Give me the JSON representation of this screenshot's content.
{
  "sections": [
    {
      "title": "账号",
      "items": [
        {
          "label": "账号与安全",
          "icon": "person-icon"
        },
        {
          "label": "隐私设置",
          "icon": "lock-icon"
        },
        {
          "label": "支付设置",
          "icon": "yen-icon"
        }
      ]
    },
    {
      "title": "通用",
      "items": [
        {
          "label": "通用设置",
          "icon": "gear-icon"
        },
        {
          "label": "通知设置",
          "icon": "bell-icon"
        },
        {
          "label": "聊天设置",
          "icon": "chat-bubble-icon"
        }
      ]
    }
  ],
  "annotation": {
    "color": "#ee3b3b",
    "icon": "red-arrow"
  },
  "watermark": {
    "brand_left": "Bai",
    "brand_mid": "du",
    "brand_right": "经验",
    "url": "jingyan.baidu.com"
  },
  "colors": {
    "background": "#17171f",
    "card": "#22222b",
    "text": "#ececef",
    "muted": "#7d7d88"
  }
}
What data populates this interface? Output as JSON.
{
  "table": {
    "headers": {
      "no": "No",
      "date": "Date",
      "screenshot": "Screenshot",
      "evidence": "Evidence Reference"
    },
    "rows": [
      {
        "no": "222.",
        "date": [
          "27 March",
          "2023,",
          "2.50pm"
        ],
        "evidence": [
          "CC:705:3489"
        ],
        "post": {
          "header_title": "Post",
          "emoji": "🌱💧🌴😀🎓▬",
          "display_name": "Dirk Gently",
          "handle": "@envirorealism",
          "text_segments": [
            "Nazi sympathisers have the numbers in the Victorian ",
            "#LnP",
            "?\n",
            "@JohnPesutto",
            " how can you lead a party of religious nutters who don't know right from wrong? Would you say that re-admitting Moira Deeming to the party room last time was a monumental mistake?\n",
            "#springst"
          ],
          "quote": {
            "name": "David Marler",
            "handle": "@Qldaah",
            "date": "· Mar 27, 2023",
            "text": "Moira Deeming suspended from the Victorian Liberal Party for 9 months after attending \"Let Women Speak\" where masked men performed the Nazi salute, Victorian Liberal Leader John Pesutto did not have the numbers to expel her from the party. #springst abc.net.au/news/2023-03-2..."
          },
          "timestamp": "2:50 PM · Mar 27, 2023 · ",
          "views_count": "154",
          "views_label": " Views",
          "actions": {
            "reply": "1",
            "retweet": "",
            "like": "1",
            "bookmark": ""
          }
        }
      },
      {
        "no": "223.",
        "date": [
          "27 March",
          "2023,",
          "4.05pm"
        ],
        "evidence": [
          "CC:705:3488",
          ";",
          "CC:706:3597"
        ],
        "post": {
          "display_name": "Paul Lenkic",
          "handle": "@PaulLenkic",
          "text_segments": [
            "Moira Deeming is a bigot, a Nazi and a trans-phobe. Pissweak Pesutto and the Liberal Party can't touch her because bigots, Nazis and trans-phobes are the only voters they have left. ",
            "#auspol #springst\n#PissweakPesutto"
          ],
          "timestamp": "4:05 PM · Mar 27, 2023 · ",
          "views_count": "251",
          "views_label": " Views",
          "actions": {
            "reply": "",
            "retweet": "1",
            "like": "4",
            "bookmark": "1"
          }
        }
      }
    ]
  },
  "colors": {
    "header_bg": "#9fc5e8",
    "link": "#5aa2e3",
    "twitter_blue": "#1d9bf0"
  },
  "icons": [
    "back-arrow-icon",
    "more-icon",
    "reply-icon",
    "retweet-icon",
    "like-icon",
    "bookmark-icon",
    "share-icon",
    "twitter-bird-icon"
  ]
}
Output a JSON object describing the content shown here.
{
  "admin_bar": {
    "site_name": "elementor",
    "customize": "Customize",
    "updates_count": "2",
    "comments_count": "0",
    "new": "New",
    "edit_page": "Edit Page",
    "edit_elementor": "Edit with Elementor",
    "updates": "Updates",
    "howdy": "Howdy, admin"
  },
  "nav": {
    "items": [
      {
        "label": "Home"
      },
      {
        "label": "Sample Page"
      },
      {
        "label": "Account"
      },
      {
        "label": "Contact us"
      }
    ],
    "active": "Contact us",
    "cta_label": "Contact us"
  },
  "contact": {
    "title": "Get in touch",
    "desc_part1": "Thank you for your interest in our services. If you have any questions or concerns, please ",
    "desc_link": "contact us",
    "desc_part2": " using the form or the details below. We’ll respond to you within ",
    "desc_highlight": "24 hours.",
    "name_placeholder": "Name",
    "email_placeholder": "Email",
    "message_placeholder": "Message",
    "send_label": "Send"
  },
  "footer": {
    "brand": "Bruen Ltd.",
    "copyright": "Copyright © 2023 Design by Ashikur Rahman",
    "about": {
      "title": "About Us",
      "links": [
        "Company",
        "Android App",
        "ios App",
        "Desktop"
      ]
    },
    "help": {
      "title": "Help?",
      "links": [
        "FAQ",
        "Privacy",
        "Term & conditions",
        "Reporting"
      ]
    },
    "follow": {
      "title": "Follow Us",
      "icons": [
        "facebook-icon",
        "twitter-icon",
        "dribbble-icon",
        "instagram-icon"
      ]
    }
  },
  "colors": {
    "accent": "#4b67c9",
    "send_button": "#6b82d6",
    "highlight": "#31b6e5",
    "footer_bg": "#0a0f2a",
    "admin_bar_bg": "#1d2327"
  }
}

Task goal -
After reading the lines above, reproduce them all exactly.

Response to this task -
Give me the JSON representation of this screenshot's content.
{
  "sections": [
    {
      "title": "账号",
      "items": [
        {
          "label": "账号与安全",
          "icon": "person-icon"
        },
        {
          "label": "隐私设置",
          "icon": "lock-icon"
        },
        {
          "label": "支付设置",
          "icon": "yen-icon"
        }
      ]
    },
    {
      "title": "通用",
      "items": [
        {
          "label": "通用设置",
          "icon": "gear-icon"
        },
        {
          "label": "通知设置",
          "icon": "bell-icon"
        },
        {
          "label": "聊天设置",
          "icon": "chat-bubble-icon"
        }
      ]
    }
  ],
  "annotation": {
    "color": "#ee3b3b",
    "icon": "red-arrow"
  },
  "watermark": {
    "brand_left": "Bai",
    "brand_mid": "du",
    "brand_right": "经验",
    "url": "jingyan.baidu.com"
  },
  "colors": {
    "background": "#17171f",
    "card": "#22222b",
    "text": "#ececef",
    "muted": "#7d7d88"
  }
}
What data populates this interface? Output as JSON.
{
  "table": {
    "headers": {
      "no": "No",
      "date": "Date",
      "screenshot": "Screenshot",
      "evidence": "Evidence Reference"
    },
    "rows": [
      {
        "no": "222.",
        "date": [
          "27 March",
          "2023,",
          "2.50pm"
        ],
        "evidence": [
          "CC:705:3489"
        ],
        "post": {
          "header_title": "Post",
          "emoji": "🌱💧🌴😀🎓▬",
          "display_name": "Dirk Gently",
          "handle": "@envirorealism",
          "text_segments": [
            "Nazi sympathisers have the numbers in the Victorian ",
            "#LnP",
            "?\n",
            "@JohnPesutto",
            " how can you lead a party of religious nutters who don't know right from wrong? Would you say that re-admitting Moira Deeming to the party room last time was a monumental mistake?\n",
            "#springst"
          ],
          "quote": {
            "name": "David Marler",
            "handle": "@Qldaah",
            "date": "· Mar 27, 2023",
            "text": "Moira Deeming suspended from the Victorian Liberal Party for 9 months after attending \"Let Women Speak\" where masked men performed the Nazi salute, Victorian Liberal Leader John Pesutto did not have the numbers to expel her from the party. #springst abc.net.au/news/2023-03-2..."
          },
          "timestamp": "2:50 PM · Mar 27, 2023 · ",
          "views_count": "154",
          "views_label": " Views",
          "actions": {
            "reply": "1",
            "retweet": "",
            "like": "1",
            "bookmark": ""
          }
        }
      },
      {
        "no": "223.",
        "date": [
          "27 March",
          "2023,",
          "4.05pm"
        ],
        "evidence": [
          "CC:705:3488",
          ";",
          "CC:706:3597"
        ],
        "post": {
          "display_name": "Paul Lenkic",
          "handle": "@PaulLenkic",
          "text_segments": [
            "Moira Deeming is a bigot, a Nazi and a trans-phobe. Pissweak Pesutto and the Liberal Party can't touch her because bigots, Nazis and trans-phobes are the only voters they have left. ",
            "#auspol #springst\n#PissweakPesutto"
          ],
          "timestamp": "4:05 PM · Mar 27, 2023 · ",
          "views_count": "251",
          "views_label": " Views",
          "actions": {
            "reply": "",
            "retweet": "1",
            "like": "4",
            "bookmark": "1"
          }
        }
      }
    ]
  },
  "colors": {
    "header_bg": "#9fc5e8",
    "link": "#5aa2e3",
    "twitter_blue": "#1d9bf0"
  },
  "icons": [
    "back-arrow-icon",
    "more-icon",
    "reply-icon",
    "retweet-icon",
    "like-icon",
    "bookmark-icon",
    "share-icon",
    "twitter-bird-icon"
  ]
}
Output a JSON object describing the content shown here.
{
  "admin_bar": {
    "site_name": "elementor",
    "customize": "Customize",
    "updates_count": "2",
    "comments_count": "0",
    "new": "New",
    "edit_page": "Edit Page",
    "edit_elementor": "Edit with Elementor",
    "updates": "Updates",
    "howdy": "Howdy, admin"
  },
  "nav": {
    "items": [
      {
        "label": "Home"
      },
      {
        "label": "Sample Page"
      },
      {
        "label": "Account"
      },
      {
        "label": "Contact us"
      }
    ],
    "active": "Contact us",
    "cta_label": "Contact us"
  },
  "contact": {
    "title": "Get in touch",
    "desc_part1": "Thank you for your interest in our services. If you have any questions or concerns, please ",
    "desc_link": "contact us",
    "desc_part2": " using the form or the details below. We’ll respond to you within ",
    "desc_highlight": "24 hours.",
    "name_placeholder": "Name",
    "email_placeholder": "Email",
    "message_placeholder": "Message",
    "send_label": "Send"
  },
  "footer": {
    "brand": "Bruen Ltd.",
    "copyright": "Copyright © 2023 Design by Ashikur Rahman",
    "about": {
      "title": "About Us",
      "links": [
        "Company",
        "Android App",
        "ios App",
        "Desktop"
      ]
    },
    "help": {
      "title": "Help?",
      "links": [
        "FAQ",
        "Privacy",
        "Term & conditions",
        "Reporting"
      ]
    },
    "follow": {
      "title": "Follow Us",
      "icons": [
        "facebook-icon",
        "twitter-icon",
        "dribbble-icon",
        "instagram-icon"
      ]
    }
  },
  "colors": {
    "accent": "#4b67c9",
    "send_button": "#6b82d6",
    "highlight": "#31b6e5",
    "footer_bg": "#0a0f2a",
    "admin_bar_bg": "#1d2327"
  }
}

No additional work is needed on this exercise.